WASHINGTON (Reuters) - The U.S. Securities and Exchange Commission appears likely to work on its first guidelines for cryptocurrencies after President Joe Biden’s nominee to lead the agency promised to provide “guidance and clarity” to the rapidly evolving market.
Speaking during his confirmation hearing before the Senate Banking Committee on Tuesday, Gary Gensler offered the first thoughts on handling cryptocurrencies if he is confirmed to lead the top U.S. markets regulator.
“Bitcoin and other cryptocurrencies brought new thinking to payments but raised new issues of investor protection we still need to attend to,” Gensler told lawmakers, describing them as “catalysts for change.”
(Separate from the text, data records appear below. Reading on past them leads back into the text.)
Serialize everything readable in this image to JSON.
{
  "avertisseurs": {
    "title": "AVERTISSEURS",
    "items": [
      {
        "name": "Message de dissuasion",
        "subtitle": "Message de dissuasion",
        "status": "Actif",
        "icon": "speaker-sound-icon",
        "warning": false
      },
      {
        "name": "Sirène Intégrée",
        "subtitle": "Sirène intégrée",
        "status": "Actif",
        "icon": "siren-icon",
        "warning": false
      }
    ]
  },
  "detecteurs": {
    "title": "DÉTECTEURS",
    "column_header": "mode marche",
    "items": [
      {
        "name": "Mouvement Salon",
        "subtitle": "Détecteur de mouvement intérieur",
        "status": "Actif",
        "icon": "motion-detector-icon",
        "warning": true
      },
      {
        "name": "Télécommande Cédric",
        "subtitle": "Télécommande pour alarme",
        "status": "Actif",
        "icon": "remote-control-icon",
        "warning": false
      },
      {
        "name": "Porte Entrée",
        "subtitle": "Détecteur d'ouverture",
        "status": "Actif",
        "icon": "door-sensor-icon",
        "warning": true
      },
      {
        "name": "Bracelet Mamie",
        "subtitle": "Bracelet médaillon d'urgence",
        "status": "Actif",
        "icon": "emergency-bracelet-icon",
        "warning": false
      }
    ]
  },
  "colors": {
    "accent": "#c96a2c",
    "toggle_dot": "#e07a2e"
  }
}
As SEC chairman, he would promote the new technology while ensuring investor protections, he said. The SEC has not adopted rules specifically tailored to cryptocurrencies and how they should be treated by people and companies, which some argue has created an unclear rulebook.
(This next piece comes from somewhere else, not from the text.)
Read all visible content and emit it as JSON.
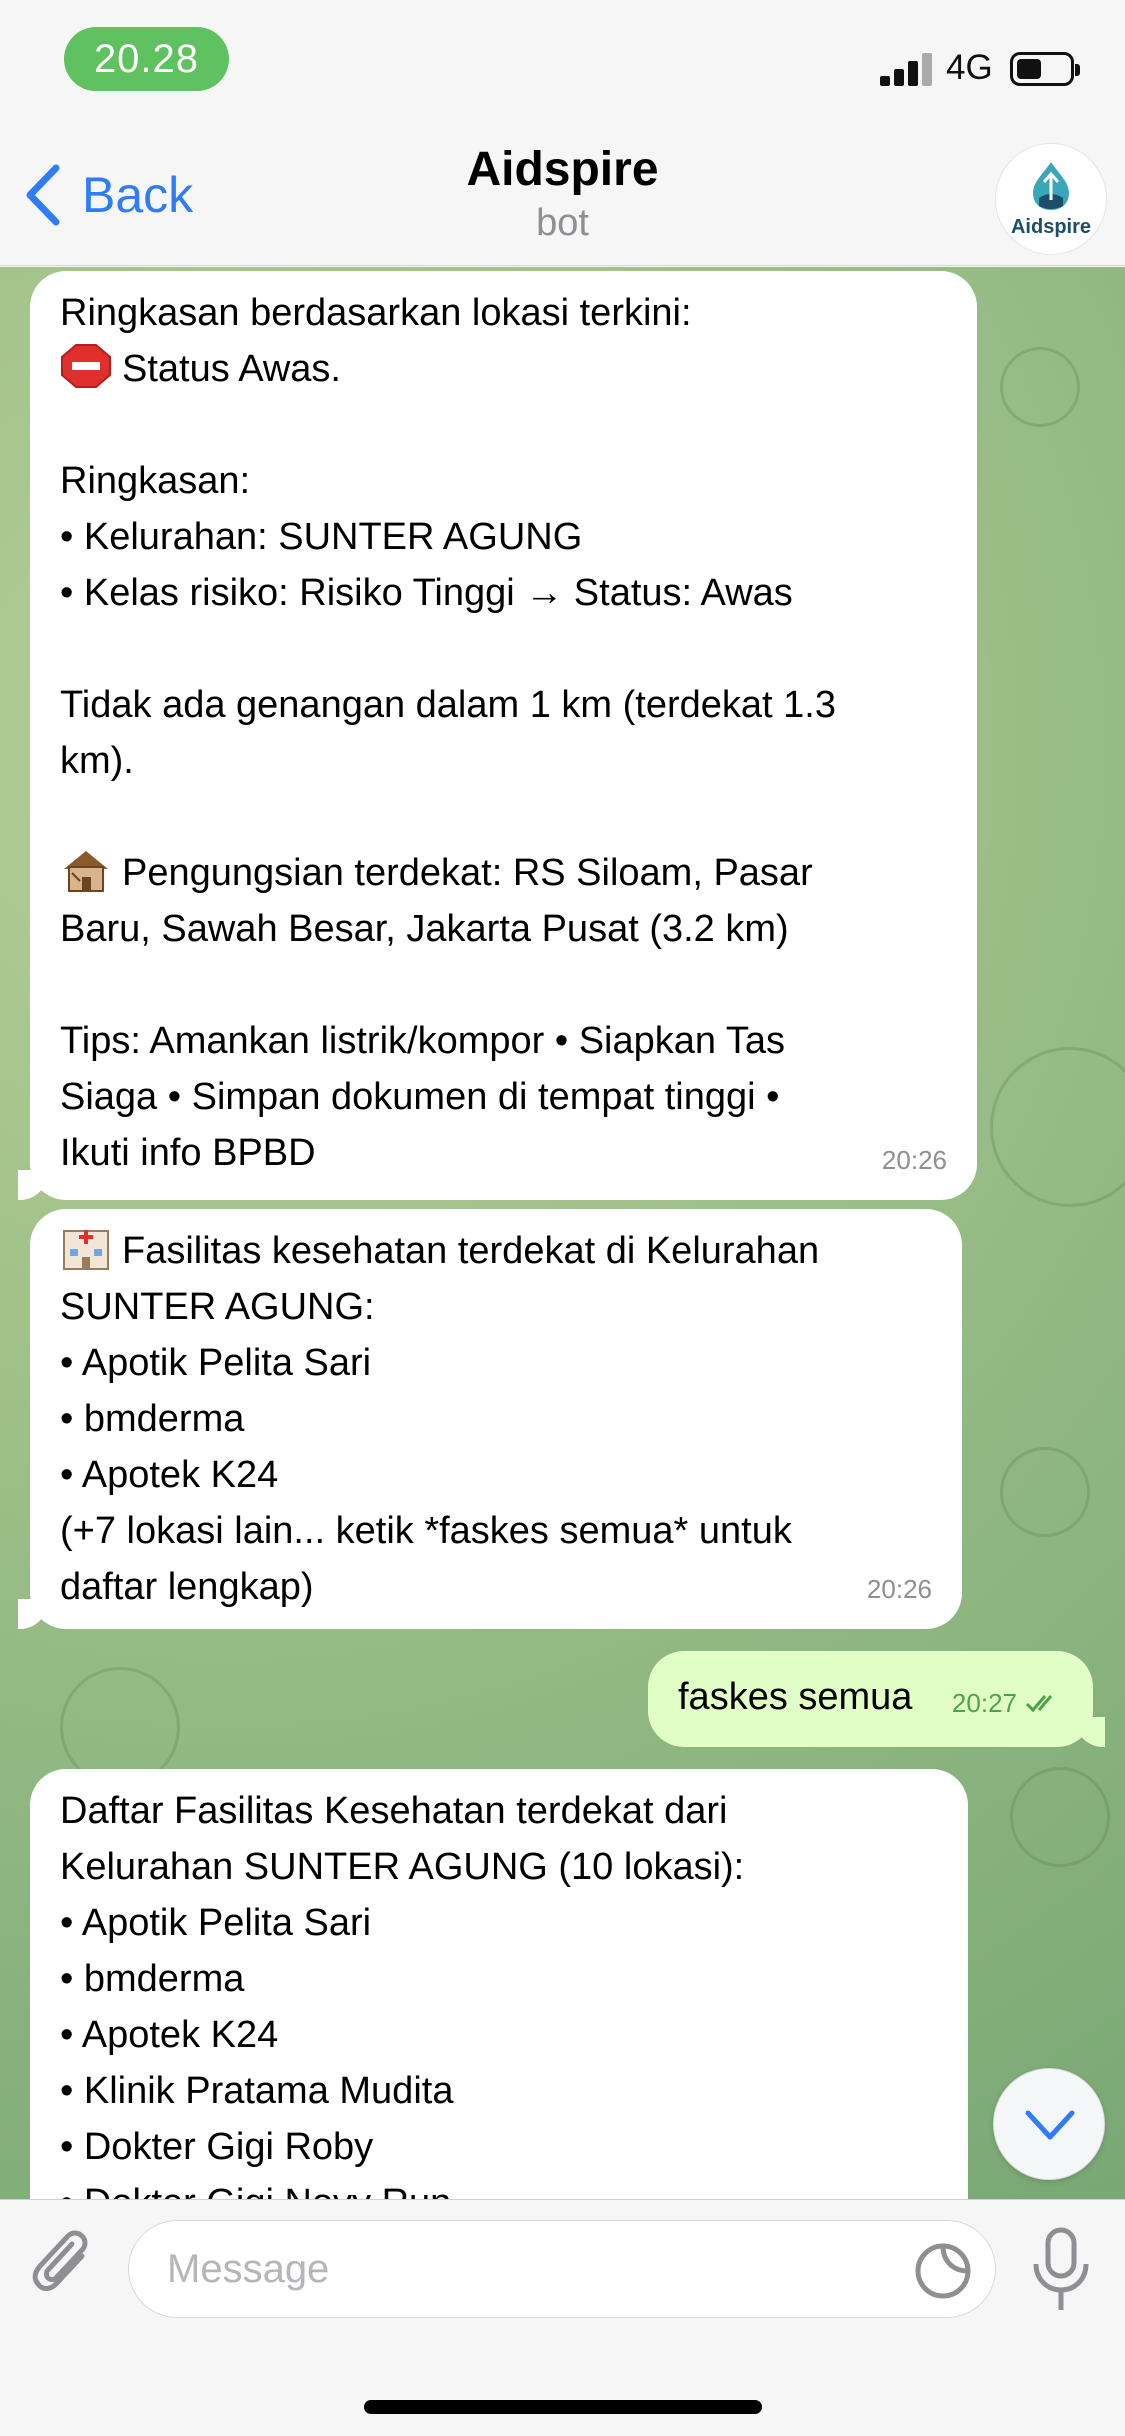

“It’s important for the SEC to provide guidance and clarity,” Gensler said. “Sometimes that’s a clarity that will be a thumbs up, but even if it’s thumbs down, it’s important to provide that.”
As a decentralized asset created by users, Bitcoin is likely exempt from securities laws. But there is a “strong case” that digital currencies created and issued by companies have likely violated securities law, Gensler said at a conference in 2018. These include the second and third most widely used virtual currencies, which were created by Ripple Labs and Ethereum.
The SEC has said Bitcoin is not a security and is suing Ripple alleging it broke laws with an unregistered digital-asset securities offering. The agency has previously said Ethereum’s Ether is not a security, a view that diverges from Gensler’s.
Bitcoin hit record highs last month after companies including car-maker Tesla and Mastercard said they were embracing the cryptocurrency.
Globally, the highly volatile cryptocurrency market was worth roughly $1.45 trillion as of Tuesday afternoon, up from around $200 billion two years ago, according to data from CoinMarketCap.
The crypto industry as well as some SEC officials have for years been calling for clarity over how cryptocurrencies fit into securities laws. Previous SEC chief Jay Clayton took the view that most coin offerings, a cryptocurrency fundraising mechanism, appeared to run afoul of securities laws.
DESIRE FOR REGULATORY CERTAINTY
Leading the CFTC in the aftermath of the 2009 financial crisis, Gensler implemented complex new derivatives rules, often butting heads with Wall Street groups. He later taught a class on cryptocurrencies at MIT.
“Gensler would bring to the job a high degree of knowledge about crypto, and I think that’s helpful for someone trying to regulate in this space,” Hester Peirce, a Republican SEC commissioner who has supported clearer rules for digital assets, told Reuters last month.
The growing embrace of digital assets by companies and investors adds to the urgency, Peirce added.
“Industry has been pretty clear they would like more regulatory certainty they were not able to get that under Chair Clayton. I think Mr. Gensler understands that,” said Matthew Kulkin, co-chair of Steptoe & Johnson LLP’s Financial Services Group.
Reporting by Chris Prentice and Pete Schroeder; additional reporting by Anna Irrera; Editing by Cynthia Osterman
Our Standards: The Thomson Reuters Trust Principles.